▶ WHAT THE TASK ASKS
In the data below, find each line that contains the word "duration" and copy it.

▶ RAW DATA
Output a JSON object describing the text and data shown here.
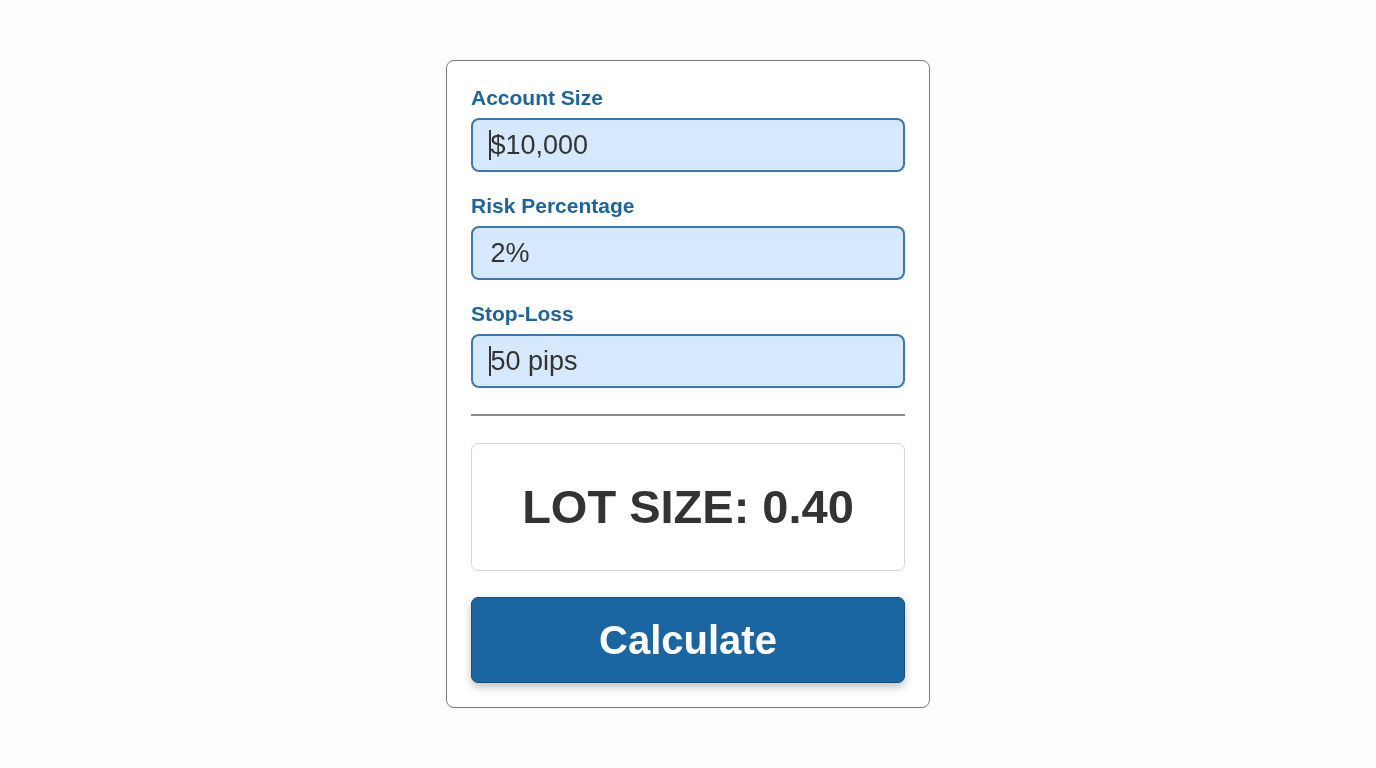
{
  "fields": [
    {
      "label": "Account Size",
      "value": "$10,000",
      "caret": true
    },
    {
      "label": "Risk Percentage",
      "value": "2%",
      "caret": false
    },
    {
      "label": "Stop-Loss",
      "value": "50 pips",
      "caret": true
    }
  ],
  "result": {
    "text": "LOT SIZE: 0.40"
  },
  "button": {
    "label": "Calculate"
  }
}
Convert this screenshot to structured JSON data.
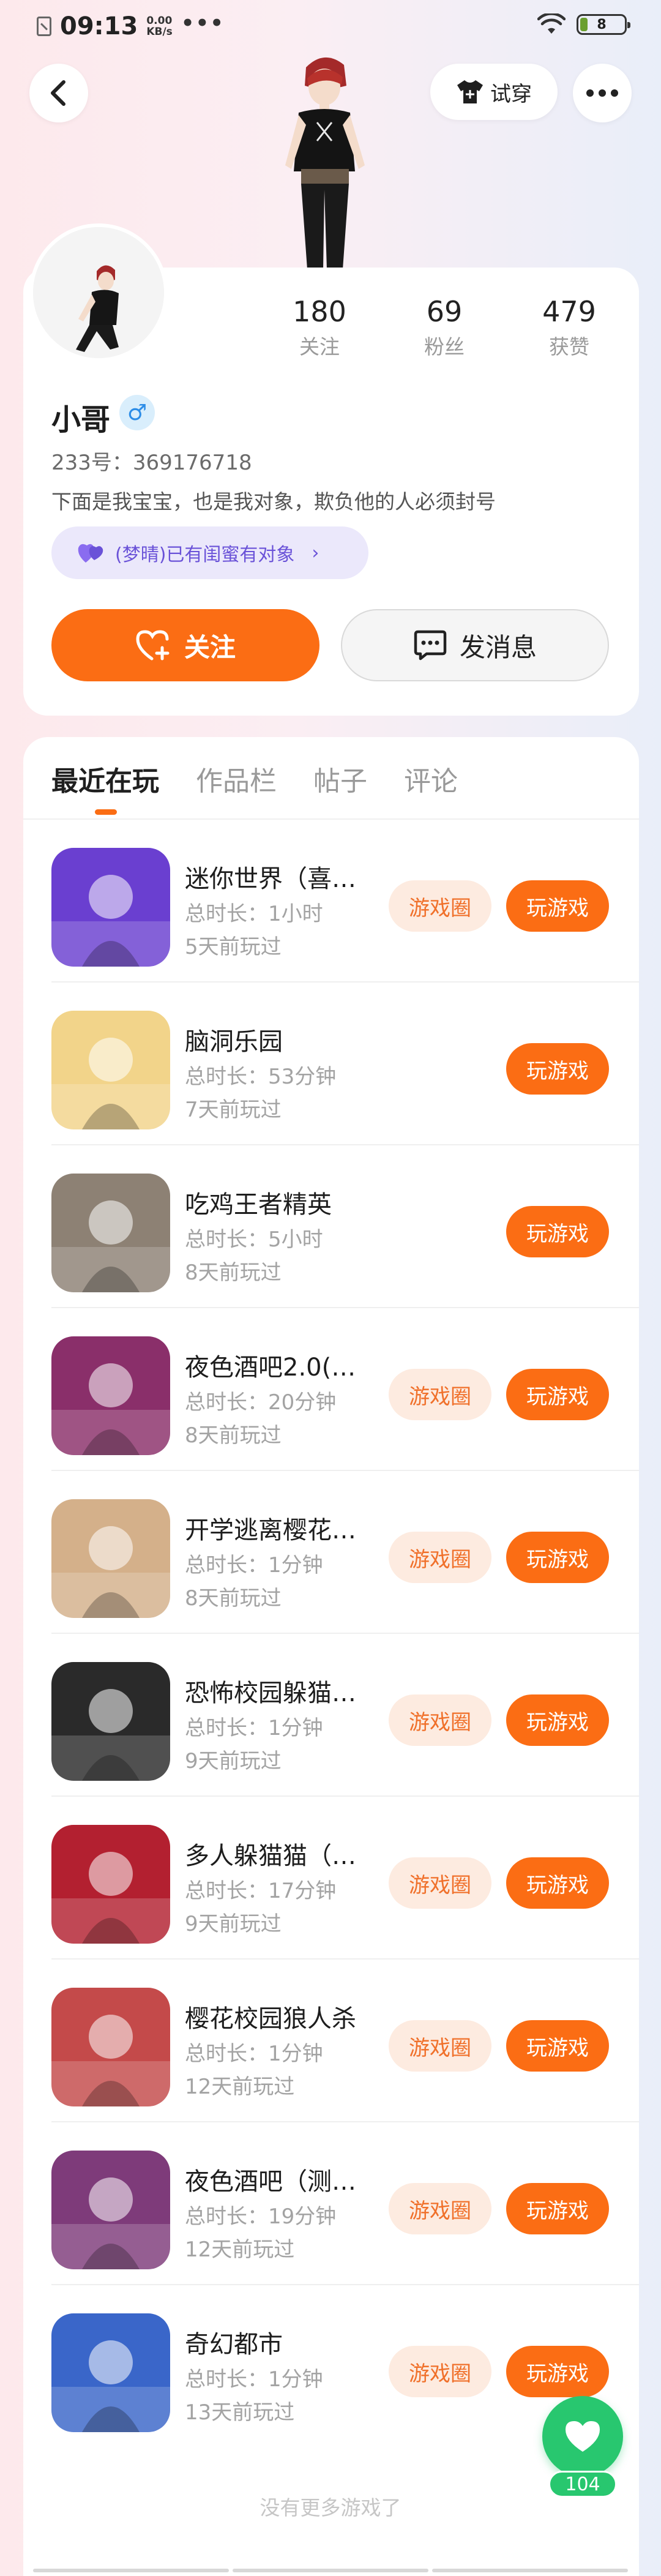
{
  "status_bar": {
    "time": "09:13",
    "speed_value": "0.00",
    "speed_unit": "KB/s",
    "more": "•••",
    "battery": "8"
  },
  "header": {
    "outfit_label": "试穿"
  },
  "profile": {
    "stats": [
      {
        "value": "180",
        "label": "关注"
      },
      {
        "value": "69",
        "label": "粉丝"
      },
      {
        "value": "479",
        "label": "获赞"
      }
    ],
    "username": "小哥",
    "gender_symbol": "♂",
    "user_id": "233号：369176718",
    "bio": "下面是我宝宝，也是我对象，欺负他的人必须封号",
    "relation": "(梦晴)已有闺蜜有对象",
    "relation_chevron": "›",
    "follow_label": "关注",
    "message_label": "发消息"
  },
  "tabs": [
    {
      "label": "最近在玩",
      "active": true
    },
    {
      "label": "作品栏",
      "active": false
    },
    {
      "label": "帖子",
      "active": false
    },
    {
      "label": "评论",
      "active": false
    }
  ],
  "games": [
    {
      "title": "迷你世界（喜…",
      "duration": "总时长：1小时",
      "last_played": "5天前玩过",
      "circle": "游戏圈",
      "play": "玩游戏",
      "icon_color": "#6a3fd0"
    },
    {
      "title": "脑洞乐园",
      "duration": "总时长：53分钟",
      "last_played": "7天前玩过",
      "circle": "",
      "play": "玩游戏",
      "icon_color": "#f2d48a"
    },
    {
      "title": "吃鸡王者精英",
      "duration": "总时长：5小时",
      "last_played": "8天前玩过",
      "circle": "",
      "play": "玩游戏",
      "icon_color": "#8d8174"
    },
    {
      "title": "夜色酒吧2.0(…",
      "duration": "总时长：20分钟",
      "last_played": "8天前玩过",
      "circle": "游戏圈",
      "play": "玩游戏",
      "icon_color": "#8a2f6a"
    },
    {
      "title": "开学逃离樱花…",
      "duration": "总时长：1分钟",
      "last_played": "8天前玩过",
      "circle": "游戏圈",
      "play": "玩游戏",
      "icon_color": "#d4b08a"
    },
    {
      "title": "恐怖校园躲猫…",
      "duration": "总时长：1分钟",
      "last_played": "9天前玩过",
      "circle": "游戏圈",
      "play": "玩游戏",
      "icon_color": "#2a2a2a"
    },
    {
      "title": "多人躲猫猫（…",
      "duration": "总时长：17分钟",
      "last_played": "9天前玩过",
      "circle": "游戏圈",
      "play": "玩游戏",
      "icon_color": "#b32030"
    },
    {
      "title": "樱花校园狼人杀",
      "duration": "总时长：1分钟",
      "last_played": "12天前玩过",
      "circle": "游戏圈",
      "play": "玩游戏",
      "icon_color": "#c44a4a"
    },
    {
      "title": "夜色酒吧（测…",
      "duration": "总时长：19分钟",
      "last_played": "12天前玩过",
      "circle": "游戏圈",
      "play": "玩游戏",
      "icon_color": "#7e3b7a"
    },
    {
      "title": "奇幻都市",
      "duration": "总时长：1分钟",
      "last_played": "13天前玩过",
      "circle": "游戏圈",
      "play": "玩游戏",
      "icon_color": "#3a66c9"
    }
  ],
  "end_text": "没有更多游戏了",
  "like": {
    "count": "104"
  },
  "colors": {
    "accent": "#fb6d14",
    "like": "#28c76f",
    "relation": "#6a52d8"
  }
}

▶ EXERCISE OUTPUT
      "duration": "总时长：1小时",
      "duration": "总时长：53分钟",
      "duration": "总时长：5小时",
      "duration": "总时长：20分钟",
      "duration": "总时长：1分钟",
      "duration": "总时长：1分钟",
      "duration": "总时长：17分钟",
      "duration": "总时长：1分钟",
      "duration": "总时长：19分钟",
      "duration": "总时长：1分钟",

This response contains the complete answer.